Soon after her university studies, Piercy married her first husband—a French Jewish physicist—and moved to France. The marriage was short-lived, leaving Piercy a divorcee at the age of 23. After the dissolution of her marriage, Piercy returned to the Midwest, landing in Chicago; there, she focused on developing her writing craft. She was able to support herself through various part-time jobs, including work as a secretary and switchboard operator. She remarried in 1962 to computer scientist Robert Shapiro, moving to Cambridge, Massachusetts, and San Francisco before returning to Boston. During these years, Piercy became involved in Students for a Democratic Society (SDS), a leftist organization focused on anti-Vietnam War efforts and the civil rights movement, among other things.

From 1965 to 1971, Piercy lived in New York City where she expanded her political participation with SDS and the women’s movement. In 1971, Piercy moved to Wellfleet in Cape Cod, Massachusetts, with her husband Shapiro; they divorced in 1976. Piercy remained in Wellfleet, as she found the naturalistic location on Cape Cod a source of creativity. In 1982, Piercy married fellow writer Ira Wood, to whom she is still married. Piercy and Wood created Leapfrog Press—a small imprint publishing literary works of fiction, nonfiction, and poetry.
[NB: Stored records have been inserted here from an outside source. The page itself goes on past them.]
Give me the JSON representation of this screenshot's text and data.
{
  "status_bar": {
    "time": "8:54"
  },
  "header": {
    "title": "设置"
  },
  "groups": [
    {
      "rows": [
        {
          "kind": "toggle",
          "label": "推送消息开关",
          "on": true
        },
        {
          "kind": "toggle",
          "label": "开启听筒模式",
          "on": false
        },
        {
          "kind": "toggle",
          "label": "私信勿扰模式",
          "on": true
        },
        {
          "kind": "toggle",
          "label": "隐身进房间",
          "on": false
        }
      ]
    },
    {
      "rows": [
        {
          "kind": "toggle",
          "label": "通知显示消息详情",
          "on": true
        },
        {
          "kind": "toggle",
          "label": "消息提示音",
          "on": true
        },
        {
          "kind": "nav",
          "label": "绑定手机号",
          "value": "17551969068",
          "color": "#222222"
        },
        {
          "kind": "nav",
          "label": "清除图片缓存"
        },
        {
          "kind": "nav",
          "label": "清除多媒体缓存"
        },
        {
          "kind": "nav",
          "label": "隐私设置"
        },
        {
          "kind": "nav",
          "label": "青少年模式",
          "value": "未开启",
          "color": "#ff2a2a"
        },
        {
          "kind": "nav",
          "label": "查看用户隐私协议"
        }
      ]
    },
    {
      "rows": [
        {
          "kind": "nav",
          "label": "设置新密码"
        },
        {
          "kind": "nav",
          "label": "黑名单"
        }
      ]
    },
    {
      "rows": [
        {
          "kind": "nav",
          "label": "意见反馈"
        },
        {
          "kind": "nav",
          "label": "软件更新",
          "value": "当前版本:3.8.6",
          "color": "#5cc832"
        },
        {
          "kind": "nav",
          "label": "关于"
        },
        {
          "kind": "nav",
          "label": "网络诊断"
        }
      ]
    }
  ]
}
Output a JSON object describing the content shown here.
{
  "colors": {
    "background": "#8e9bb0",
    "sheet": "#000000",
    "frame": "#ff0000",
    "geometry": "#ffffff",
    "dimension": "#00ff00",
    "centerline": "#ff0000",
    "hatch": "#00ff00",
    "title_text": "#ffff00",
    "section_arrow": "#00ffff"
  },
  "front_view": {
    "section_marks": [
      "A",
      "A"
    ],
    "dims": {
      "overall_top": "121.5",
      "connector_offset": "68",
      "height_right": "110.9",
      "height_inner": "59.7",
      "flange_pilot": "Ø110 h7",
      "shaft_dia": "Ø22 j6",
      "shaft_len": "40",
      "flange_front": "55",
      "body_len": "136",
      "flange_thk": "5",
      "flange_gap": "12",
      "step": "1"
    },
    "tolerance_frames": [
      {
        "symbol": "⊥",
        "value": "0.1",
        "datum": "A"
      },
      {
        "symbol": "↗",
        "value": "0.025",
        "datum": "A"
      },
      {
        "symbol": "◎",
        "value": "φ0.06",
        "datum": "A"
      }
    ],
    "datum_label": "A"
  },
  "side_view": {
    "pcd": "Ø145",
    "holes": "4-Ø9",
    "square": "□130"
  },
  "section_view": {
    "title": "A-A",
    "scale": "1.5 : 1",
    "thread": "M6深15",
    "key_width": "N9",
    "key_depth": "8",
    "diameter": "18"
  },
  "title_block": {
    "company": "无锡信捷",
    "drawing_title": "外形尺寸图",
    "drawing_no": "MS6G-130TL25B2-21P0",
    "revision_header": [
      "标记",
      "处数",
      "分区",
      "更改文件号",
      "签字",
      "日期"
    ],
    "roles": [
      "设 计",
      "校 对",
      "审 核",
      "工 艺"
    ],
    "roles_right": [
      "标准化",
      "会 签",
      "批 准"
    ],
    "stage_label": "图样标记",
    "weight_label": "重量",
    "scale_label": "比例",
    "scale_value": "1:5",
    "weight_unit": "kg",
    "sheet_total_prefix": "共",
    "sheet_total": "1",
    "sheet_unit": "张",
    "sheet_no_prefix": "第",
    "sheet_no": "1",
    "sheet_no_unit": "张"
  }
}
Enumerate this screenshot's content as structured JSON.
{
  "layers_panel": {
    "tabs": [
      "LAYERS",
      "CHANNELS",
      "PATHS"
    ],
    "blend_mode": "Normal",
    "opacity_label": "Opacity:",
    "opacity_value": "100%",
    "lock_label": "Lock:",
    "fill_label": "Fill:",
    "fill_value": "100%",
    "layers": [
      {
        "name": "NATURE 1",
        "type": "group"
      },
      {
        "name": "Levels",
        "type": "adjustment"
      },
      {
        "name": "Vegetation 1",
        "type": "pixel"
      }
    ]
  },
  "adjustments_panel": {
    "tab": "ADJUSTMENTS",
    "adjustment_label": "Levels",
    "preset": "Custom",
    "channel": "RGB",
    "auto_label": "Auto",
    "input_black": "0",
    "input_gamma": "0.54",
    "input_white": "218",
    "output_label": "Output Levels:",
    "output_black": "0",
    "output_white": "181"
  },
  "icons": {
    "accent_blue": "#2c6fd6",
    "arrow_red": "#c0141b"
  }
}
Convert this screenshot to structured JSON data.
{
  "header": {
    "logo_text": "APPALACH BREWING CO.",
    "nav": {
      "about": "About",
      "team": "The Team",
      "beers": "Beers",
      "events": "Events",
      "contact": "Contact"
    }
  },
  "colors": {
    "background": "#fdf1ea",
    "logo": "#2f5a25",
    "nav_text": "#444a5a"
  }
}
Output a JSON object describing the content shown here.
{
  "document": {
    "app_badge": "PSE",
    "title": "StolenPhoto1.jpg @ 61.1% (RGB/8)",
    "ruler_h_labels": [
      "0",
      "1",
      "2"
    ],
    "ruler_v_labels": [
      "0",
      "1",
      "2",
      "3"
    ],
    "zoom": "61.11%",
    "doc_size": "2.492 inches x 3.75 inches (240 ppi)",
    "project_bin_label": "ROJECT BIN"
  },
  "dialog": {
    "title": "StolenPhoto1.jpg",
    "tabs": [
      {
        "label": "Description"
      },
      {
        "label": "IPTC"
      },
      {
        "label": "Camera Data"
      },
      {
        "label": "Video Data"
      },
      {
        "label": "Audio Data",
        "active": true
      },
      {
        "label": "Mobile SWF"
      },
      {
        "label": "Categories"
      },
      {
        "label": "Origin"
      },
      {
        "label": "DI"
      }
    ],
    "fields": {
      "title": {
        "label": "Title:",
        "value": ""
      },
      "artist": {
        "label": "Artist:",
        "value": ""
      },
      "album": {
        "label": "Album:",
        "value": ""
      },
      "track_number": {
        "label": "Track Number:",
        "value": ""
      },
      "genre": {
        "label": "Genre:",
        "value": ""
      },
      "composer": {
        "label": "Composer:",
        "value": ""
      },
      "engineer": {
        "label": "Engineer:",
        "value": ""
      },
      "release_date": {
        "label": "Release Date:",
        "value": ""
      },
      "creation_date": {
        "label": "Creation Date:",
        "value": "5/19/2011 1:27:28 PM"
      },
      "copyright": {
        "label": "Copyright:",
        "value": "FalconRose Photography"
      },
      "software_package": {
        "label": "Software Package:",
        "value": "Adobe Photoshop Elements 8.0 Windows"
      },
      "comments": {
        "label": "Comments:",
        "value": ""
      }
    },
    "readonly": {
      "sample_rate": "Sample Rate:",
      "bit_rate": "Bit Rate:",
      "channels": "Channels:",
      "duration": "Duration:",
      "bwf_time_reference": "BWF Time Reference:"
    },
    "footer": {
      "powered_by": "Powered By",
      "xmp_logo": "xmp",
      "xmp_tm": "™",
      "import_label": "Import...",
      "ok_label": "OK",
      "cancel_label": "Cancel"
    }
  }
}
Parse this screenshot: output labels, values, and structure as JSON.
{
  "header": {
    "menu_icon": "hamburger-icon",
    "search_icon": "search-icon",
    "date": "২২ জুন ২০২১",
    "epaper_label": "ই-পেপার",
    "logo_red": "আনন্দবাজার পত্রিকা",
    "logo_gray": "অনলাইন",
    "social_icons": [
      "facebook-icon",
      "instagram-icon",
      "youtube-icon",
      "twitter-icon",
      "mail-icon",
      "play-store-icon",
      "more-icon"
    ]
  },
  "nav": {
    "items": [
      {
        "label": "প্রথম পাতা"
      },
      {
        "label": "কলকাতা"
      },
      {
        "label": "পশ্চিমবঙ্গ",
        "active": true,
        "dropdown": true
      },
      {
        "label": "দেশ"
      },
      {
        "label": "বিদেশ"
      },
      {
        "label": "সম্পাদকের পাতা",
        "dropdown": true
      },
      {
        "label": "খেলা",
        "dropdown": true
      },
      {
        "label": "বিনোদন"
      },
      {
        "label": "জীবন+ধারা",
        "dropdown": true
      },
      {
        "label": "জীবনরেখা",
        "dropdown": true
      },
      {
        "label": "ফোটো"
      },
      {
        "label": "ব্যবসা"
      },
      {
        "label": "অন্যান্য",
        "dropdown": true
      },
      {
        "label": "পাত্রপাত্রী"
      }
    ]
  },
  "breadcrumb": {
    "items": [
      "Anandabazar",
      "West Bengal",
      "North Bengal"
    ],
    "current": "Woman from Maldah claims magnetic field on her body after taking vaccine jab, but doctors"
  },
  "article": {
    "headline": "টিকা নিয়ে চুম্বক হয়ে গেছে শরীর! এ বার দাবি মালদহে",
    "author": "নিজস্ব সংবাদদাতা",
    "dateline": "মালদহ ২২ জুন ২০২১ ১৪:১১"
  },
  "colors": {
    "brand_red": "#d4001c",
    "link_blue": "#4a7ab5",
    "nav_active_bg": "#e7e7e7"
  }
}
A currently living poet in 2021, Piercy is the author of 20 volumes of poetry, 15 novels, one play, an essay collection, a nonfiction book, and a memoir. She has received numerous awards for her work including the Arthur C. Clarke Award for science fiction (1992) that she received for her novel Body of Glass, alternately titled He, She and It: A Novel. Piercy also received a Sheaffer-PEN/New England Award for Literary Excellence, and a National Endowment for the Arts award (1978), among numerous other recognitions and honorary degrees. Piercy currently lives in Wellfleet, Massachusetts where she continues to write across genres and teach intensive poetry workshops.

Poem Text

My hips are a desk.

From my ears hang

chains of paper clips.

Rubber bands form my hair.

My breasts are wells of mimeograph ink.

My feet bear casters.

Buzz. Click.

My head

is a badly organized file.

My head is a switchboard

where crossed lines crackle.

My head is a wastebasket

of worn ideas.

Press my fingers

and in my eyes appear

credit and debit.

Zing. Tinkle.

My navel is a reject button.

From my mouth issue canceled reams.

Swollen, heavy, rectangular

I am about to be delivered

of a baby

xerox machine.

File me under W

because I wonce


a woman.

Piercy, Marge. “The Secretary Chant.” 1973. Library of Congress.


Piercy’s poem opens with a metaphor: “My hips are a desk” (Line 1). The following lines further complicate the opening metaphor by interchanging and intermingling body parts with office supplies. Use of onomatopoeia in Line 7, “Buzz. Click,” marks a turn in the poem, with the following lines 8-13 providing a refrain in “My head is…” and shifting the poem away from the purely physical comparison of the body in Lines 1-6.

Lines 14-16 mark the first concrete moment of action within the poem: “Press my fingers / and in my eyes appear / credit and debit.” Line 17 mirrors Line 7 with two onomatopoeic words, “Zing. Tinkle.” Line 18 shifts back to the rhythm of the earlier lines and, coupled with Line 19, suggests a connectivity between the body parts and the office functions.

Piercy uses an extended pregnancy metaphor in Lines 20-23, conflating the functions of a xerox machine with those of pregnancy and labor. Lines 24-27, “File me under W / because I wonce / was / a woman,” close the poem using the device of alliteration to play on the letter “W.” Summarily, the speaker concedes that though she was “wonce” (Line 25) a woman, she’s become a sum of parts, constructed of small bits and pieces of office life.